IPN interview with the Prime Minister of the Republic of Moldova Pavel Filip on the occasion of the 27th anniversary of the declaration of Independence
– What is the most important accomplishment over the 27 years of Independence in your opinion and why? What didn’t we manage to obtain as a state during these years?
– The 27th independence anniversary we celebrate this year continues to place us among young democracies at European level. Looking back, we can see that the keeping of this path to strengthening democracy was our most important accomplishment. The Republic of Moldova changes daily, possibly not at the pace we want, but we definitely overcame the stage of transition and general uncertainty. Today we can travel freely in the European Union, have access to free markets and enjoy the support of the most important international organizations.
Our country has a European vocation, close ties with the neighboring states and the Western powers and a goal to which it aspires – entry into the European Union. All these concepts during the past few years produced enhanced security, political and social stability, economic growth, increased trust in foreign investors and, especially, the improvements expected by the Moldovan citizens.
We also have a series of failures and, surely, a long road to development.
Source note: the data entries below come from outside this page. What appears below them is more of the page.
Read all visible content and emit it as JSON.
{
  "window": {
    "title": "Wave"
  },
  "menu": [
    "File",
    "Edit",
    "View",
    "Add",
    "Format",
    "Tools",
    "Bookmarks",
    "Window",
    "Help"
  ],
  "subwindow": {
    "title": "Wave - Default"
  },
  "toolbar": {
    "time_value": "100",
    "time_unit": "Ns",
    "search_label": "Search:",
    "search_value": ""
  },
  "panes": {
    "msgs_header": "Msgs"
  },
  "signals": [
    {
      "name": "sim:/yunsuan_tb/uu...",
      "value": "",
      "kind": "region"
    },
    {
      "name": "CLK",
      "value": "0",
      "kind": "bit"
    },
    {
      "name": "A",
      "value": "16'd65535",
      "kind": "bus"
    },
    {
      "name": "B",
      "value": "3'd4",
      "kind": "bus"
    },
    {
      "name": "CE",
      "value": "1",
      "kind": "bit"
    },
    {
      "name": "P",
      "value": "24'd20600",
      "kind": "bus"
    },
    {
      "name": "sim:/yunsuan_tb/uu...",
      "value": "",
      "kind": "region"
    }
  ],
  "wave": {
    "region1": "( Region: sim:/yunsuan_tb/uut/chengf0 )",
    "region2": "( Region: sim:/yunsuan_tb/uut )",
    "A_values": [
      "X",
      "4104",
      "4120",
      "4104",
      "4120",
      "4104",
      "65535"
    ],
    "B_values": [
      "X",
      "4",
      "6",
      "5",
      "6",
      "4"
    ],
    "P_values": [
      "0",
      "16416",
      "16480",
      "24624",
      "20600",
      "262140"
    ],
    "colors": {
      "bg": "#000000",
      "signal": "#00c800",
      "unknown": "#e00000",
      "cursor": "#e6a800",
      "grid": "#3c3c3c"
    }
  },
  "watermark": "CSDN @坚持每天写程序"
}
Among the failures are the development pace that not always meets citizens’ expectations, energy dependence and perpetuation of the frozen conflict in the Transnistrian region. At the same time, the Government I head took important steps to remove these barriers to the path to development.
– What did the Independence for citizen Pavel Filip and his family mean?
– The year our country obtained independence coincides with the year I started my professional activity. I can thus say I fully experienced the uncertainty of those times and saw how the country chose a correct course. For me and my family, as for all the citizens of the Republic of Moldova, the Independence meant first of all a radical change. Afterward we all learned to adjust to the times and to open our minds to new. We looked attentively for the first time to what was going on outside our borders and realized that we had a lot to do to catch up.
We have had since then the models that we could apply and there was an already established road that our country is also following – of democracy and market economy. At the same time, I’m glad that later our children knew another world and other types of opportunities, more openness in the West and appropriate ambitions.
– How will the 28th, eventually, the 29th and 30th anniversaries of the declaration of Independence differ from the current anniversary?
– In pragmatic terms, on the next anniversaries we could speak about a more respectable and developed country owing to the measures we take now in all the key areas, starting with the pensions and social services, continuing with the optimization of public administration, development of the media sphere, creation of proper conditions for investors and business people, the fight against fraud and corruption and many others. At the same time, no matter who rules in Moldova, a powerful commitment to the people will be needed for these reforms to be continued and supplemented and for the people’s needs to be always placed at the forefront.
I also have a series of hopes. I hope the European course will be soon enshrined in the Constitution and will be further assumed by the political class as the country project. I hope stability in the country will be maintained and the economic development will continue for the citizens who hope this and so that an increasing number of Moldovans who are abroad return home with confidence.
–Why should a citizen of the Republic of Moldova feel proud to be a citizen of this state?
– National pride is the result of what our predecessors did, what we do today and what we hope to do in the future. First of all, in the current context, an essential reason for pride is the fact that we are an independent country that made a lot of progress on this road that is not at all easy, given the challenges we faced during the first years of the obtaining of this status. At the same time, a citizen of the Republic of Moldova can be now proud of the quality of associate state of the European Union, which implies EU support and assistance for reforms that become increasingly important.
Besides the EU, numerous international organizations became involved to help the Republic of Moldova in time and we received support at the highest level for solving our security-related problems. I refer to the United Nations. Last but not least, the Republic of Moldova is a state with big potential that witnessed an economic growth higher than the projections during the last two years. This allowed continuing the started reforms.
Finally, I think our particularity of diverse country with a distinct culture and rich traditions that, alongside our wines, helped us leave an imprint in the world is an additional reason for pride. It is our duty to conserve and develop all these things. Each small change to the better – in our village, in our city, in our family or at the workplace – means a step in the right direction for the Republic of Moldova and offers each of us a reason for national pride.
Elena Nistor, IPN
Note: IPN News Agency conducted ‘mirror’ interviews (with similar questions) with representatives of the government and opposition leaders.
Maia Sandu: Independence meant first and foremost recovery of national values. IPN interview
Viorel Cibotaru: Since 1991 we have lived another life, made another history and built another future. IPN interview
Andrei Năstase: Moldova became a mafia-like dictatorship after 27 years of existence. IPN interview
Vladimir Voronin: Moldova didn’t really become an independent state
Vlad Plahotniuc: I started to feel that things can move in the right direction, but the process is just at its beginning. IPN interview
Igor Dodon: We cannot yet fully enjoy the country we live in. IPN interview